Instead of educating “masses,” we must educate “reverently, one by one,” with the attitude that “the whole world is needed for the tuition of each pupil” (E: 154).Emerson is in many ways a process philosopher, for whom the universe is fundamentally in flux and “permanence is but a word of degrees” (CW 2: 179).He influenced generations of Americans, from his friend Henry David Thoreau to John Dewey, and in Europe, Friedrich Nietzsche, who takes up such Emersonian themes as power, fate, the uses of poetry and history, and the critique of Christianity.
Instead of educating “masses,” we must educate “reverently, one by one,” with the attitude that “the whole world is needed for the tuition of each pupil” (E: 154).Tags: Paying Someone To Do Your HomeworkEssay Analyze MovieBlueprint Outline EssayLaser Tag Business PlanEssay On Media CensorshipWww.Assignment Abroad Times.Com

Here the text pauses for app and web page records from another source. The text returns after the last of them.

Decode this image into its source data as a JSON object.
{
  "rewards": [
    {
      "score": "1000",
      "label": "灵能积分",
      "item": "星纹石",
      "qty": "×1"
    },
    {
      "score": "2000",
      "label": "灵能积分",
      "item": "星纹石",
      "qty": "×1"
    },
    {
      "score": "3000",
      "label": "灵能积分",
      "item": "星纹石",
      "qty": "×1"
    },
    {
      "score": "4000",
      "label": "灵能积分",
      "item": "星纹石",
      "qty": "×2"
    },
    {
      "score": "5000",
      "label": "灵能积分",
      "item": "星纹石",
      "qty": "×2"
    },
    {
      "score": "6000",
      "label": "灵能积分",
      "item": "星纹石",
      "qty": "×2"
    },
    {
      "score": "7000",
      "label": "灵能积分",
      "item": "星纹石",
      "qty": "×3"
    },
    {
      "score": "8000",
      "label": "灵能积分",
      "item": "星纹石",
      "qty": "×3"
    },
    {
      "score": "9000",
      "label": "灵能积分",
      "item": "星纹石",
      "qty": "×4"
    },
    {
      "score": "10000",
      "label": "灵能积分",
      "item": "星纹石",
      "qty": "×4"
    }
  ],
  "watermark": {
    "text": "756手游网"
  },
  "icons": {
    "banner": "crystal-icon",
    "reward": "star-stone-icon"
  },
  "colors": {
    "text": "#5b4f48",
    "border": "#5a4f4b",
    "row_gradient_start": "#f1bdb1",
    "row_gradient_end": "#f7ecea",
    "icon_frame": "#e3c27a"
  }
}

An American essayist, poet, and popular philosopher, Ralph Waldo Emerson (1803–82) began his career as a Unitarian minister in Boston, but achieved worldwide fame as a lecturer and the author of such essays as “Self-Reliance,” “History,” “The Over-Soul,” and “Fate.” Drawing on English and German Romanticism, Neoplatonism, Kantianism, and Hinduism, Emerson developed a metaphysics of process, an epistemology of moods, and an “existentialist” ethics of self-improvement.
The scholar’s education in original experience and self-expression is appropriate, according to Emerson, not only for a small class of people, but for everyone. Only when we learn to “walk on our own feet” and to “speak our own minds,” he holds, will a nation “for the first time exist” (CW1: 70).

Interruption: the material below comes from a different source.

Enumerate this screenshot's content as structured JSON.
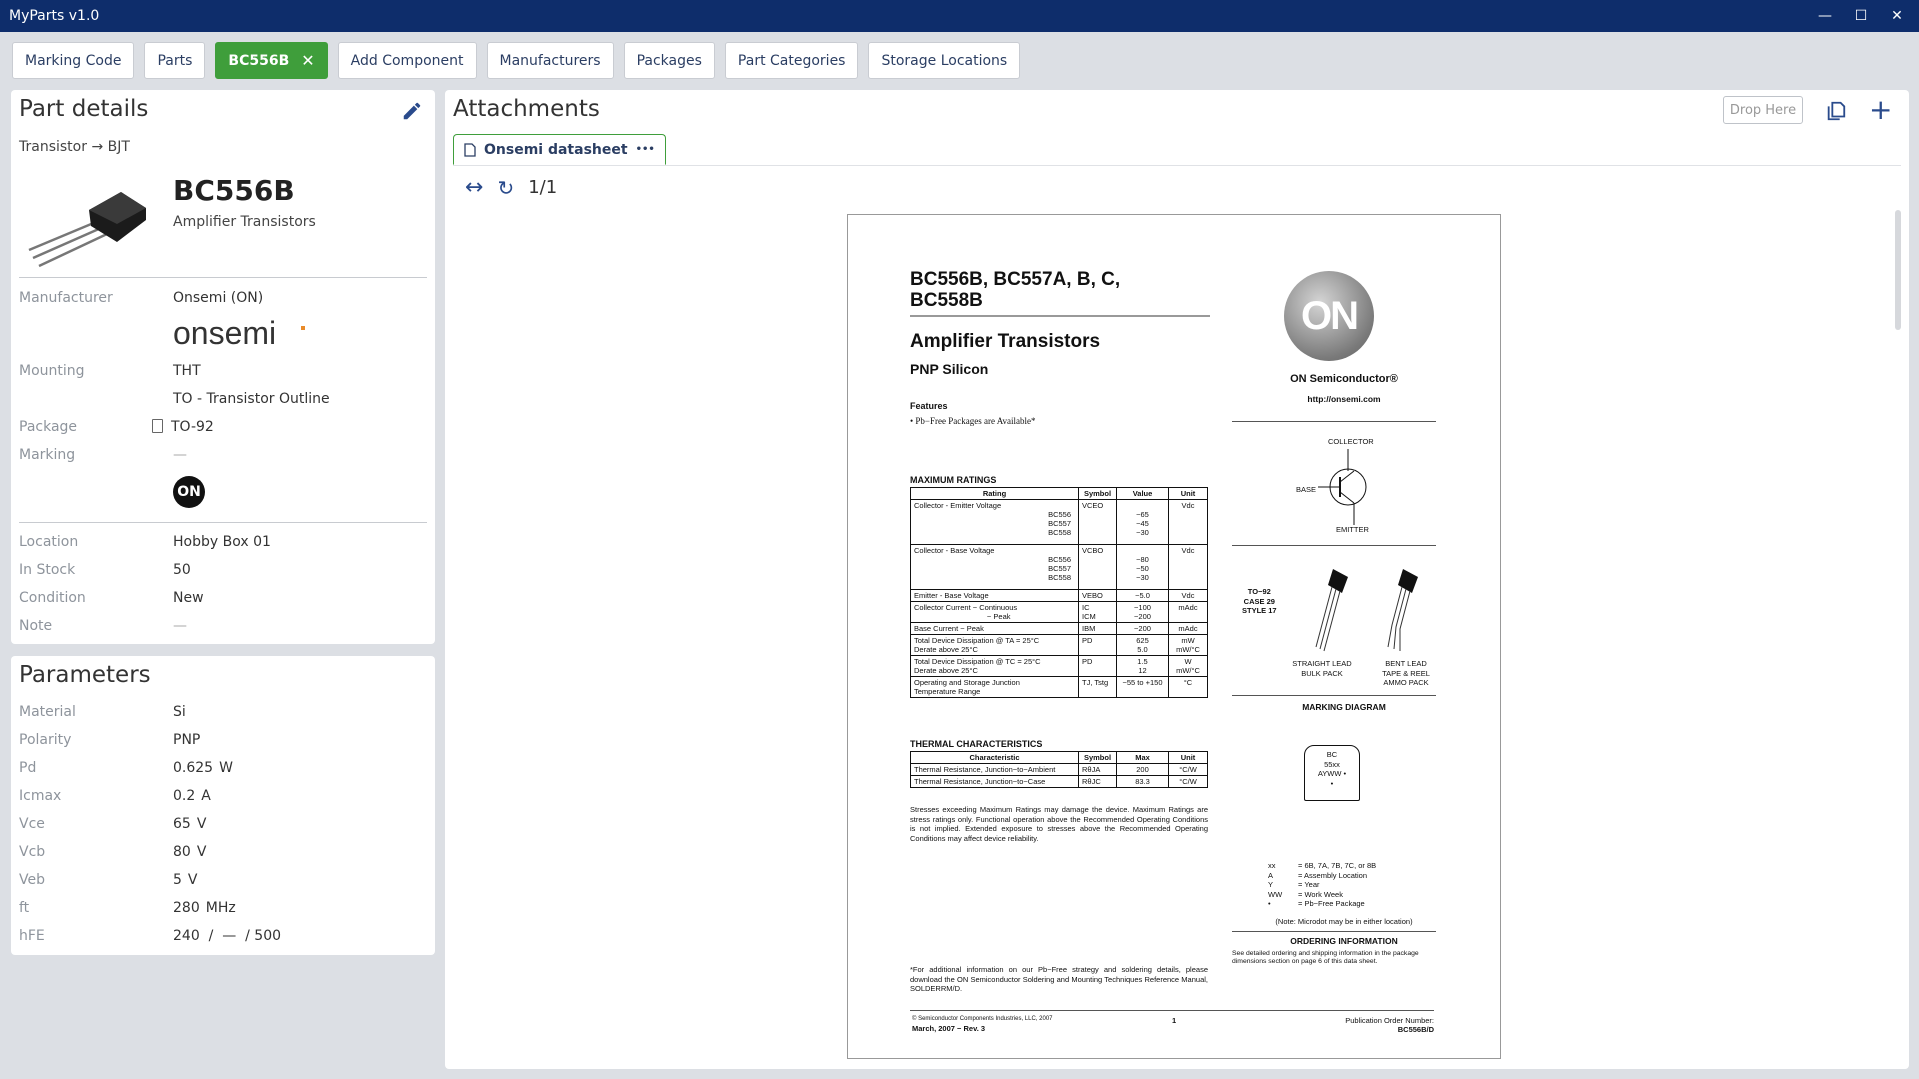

Emerson returned to the topic of education late in his career in “Education,” an address he gave in various versions at graduation exercises in the 1860s.

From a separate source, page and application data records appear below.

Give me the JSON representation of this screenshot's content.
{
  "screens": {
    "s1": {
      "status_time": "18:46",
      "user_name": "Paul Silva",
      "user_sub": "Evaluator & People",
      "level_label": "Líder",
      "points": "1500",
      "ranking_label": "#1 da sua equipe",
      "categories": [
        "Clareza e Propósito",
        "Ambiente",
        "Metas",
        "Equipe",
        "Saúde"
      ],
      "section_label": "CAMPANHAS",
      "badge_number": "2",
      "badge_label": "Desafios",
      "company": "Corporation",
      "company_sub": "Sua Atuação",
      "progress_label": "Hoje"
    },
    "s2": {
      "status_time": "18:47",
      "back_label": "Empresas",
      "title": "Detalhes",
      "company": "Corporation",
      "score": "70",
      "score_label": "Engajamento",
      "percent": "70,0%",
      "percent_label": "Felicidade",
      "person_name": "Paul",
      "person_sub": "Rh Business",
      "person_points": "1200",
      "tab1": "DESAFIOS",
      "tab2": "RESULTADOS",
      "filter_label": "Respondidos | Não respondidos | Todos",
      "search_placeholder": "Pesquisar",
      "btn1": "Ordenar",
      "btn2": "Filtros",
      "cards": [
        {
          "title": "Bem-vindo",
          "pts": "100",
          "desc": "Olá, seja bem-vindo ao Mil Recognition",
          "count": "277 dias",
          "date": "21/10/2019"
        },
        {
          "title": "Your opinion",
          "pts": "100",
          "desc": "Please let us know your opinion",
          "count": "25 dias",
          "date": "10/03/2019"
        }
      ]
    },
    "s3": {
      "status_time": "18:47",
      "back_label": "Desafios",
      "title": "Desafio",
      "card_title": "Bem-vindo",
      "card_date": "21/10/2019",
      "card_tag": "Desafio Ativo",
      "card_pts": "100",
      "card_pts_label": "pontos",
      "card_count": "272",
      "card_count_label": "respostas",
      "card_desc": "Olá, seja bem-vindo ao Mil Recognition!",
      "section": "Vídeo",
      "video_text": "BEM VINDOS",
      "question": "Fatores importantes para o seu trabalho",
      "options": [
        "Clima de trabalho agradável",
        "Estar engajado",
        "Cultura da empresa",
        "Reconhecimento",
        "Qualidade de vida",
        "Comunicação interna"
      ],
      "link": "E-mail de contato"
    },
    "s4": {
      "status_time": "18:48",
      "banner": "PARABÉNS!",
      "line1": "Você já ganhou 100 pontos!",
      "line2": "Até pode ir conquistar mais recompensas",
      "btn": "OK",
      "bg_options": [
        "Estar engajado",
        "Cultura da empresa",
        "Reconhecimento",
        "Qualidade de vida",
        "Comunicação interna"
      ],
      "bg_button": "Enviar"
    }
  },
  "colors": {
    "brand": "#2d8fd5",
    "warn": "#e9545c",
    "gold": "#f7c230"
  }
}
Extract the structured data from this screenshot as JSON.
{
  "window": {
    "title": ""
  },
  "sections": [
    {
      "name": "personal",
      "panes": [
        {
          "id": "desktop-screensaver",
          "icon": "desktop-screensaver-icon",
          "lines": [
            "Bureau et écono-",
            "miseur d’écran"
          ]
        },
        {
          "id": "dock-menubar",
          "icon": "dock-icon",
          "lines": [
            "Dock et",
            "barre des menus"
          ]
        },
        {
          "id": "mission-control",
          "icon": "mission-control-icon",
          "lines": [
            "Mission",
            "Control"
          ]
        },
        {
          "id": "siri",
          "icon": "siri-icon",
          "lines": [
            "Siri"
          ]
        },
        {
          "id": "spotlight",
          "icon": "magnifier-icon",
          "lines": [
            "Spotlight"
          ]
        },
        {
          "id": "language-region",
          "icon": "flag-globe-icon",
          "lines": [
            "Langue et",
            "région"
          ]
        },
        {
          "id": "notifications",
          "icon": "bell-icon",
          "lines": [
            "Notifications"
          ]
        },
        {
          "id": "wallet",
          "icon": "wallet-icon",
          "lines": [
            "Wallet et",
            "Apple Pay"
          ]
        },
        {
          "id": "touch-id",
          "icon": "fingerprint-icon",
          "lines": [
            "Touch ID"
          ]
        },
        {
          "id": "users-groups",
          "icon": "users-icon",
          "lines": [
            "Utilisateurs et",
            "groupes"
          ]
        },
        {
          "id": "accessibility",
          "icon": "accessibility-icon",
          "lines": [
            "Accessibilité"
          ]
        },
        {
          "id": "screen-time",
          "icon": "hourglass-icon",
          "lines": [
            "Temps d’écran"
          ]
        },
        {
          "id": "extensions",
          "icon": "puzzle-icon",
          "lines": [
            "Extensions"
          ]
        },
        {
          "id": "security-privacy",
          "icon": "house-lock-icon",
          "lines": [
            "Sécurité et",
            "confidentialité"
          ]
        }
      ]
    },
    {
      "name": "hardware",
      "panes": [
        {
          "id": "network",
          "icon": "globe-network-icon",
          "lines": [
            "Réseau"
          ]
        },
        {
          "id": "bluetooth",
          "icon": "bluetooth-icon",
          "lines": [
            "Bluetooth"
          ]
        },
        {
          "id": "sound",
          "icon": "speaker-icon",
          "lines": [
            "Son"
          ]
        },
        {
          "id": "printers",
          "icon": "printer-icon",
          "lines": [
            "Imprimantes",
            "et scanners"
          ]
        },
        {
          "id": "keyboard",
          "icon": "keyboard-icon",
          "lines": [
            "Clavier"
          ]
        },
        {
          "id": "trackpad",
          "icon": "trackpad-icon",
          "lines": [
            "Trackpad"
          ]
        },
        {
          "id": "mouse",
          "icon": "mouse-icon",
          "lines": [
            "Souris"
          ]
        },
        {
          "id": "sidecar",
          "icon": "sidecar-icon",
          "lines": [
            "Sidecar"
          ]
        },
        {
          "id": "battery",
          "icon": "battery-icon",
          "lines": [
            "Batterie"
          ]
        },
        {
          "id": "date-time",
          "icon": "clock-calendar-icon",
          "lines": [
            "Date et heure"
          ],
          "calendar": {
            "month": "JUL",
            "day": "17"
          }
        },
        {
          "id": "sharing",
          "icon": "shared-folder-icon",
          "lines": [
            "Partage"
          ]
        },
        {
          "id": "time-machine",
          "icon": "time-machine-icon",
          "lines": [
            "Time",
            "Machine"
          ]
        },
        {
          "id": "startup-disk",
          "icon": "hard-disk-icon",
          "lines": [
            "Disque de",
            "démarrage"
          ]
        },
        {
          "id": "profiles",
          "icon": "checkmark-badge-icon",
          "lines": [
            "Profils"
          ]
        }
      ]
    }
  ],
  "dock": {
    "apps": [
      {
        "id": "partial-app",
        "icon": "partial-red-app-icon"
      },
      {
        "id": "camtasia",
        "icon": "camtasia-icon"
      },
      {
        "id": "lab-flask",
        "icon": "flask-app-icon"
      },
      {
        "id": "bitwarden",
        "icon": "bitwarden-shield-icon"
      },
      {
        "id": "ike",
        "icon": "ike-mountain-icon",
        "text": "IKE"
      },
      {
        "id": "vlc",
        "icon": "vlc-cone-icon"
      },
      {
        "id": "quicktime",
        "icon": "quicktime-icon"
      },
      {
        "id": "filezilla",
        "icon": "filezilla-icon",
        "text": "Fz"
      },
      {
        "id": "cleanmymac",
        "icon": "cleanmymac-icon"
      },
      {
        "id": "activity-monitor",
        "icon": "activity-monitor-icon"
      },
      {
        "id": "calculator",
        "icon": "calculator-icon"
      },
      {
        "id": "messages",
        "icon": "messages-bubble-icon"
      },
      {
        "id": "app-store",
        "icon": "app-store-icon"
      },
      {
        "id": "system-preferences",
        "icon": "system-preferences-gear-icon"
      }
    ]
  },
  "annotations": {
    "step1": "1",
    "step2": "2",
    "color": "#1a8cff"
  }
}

Life is the scholar’s “dictionary” (CW1: 60), the source for what she has to say: “Only so much do I know as I have lived” (CW).
The true scholar speaks from experience, not in imitation of others; her words, as Emerson puts it, are “are loaded with life…” (CW1: 59).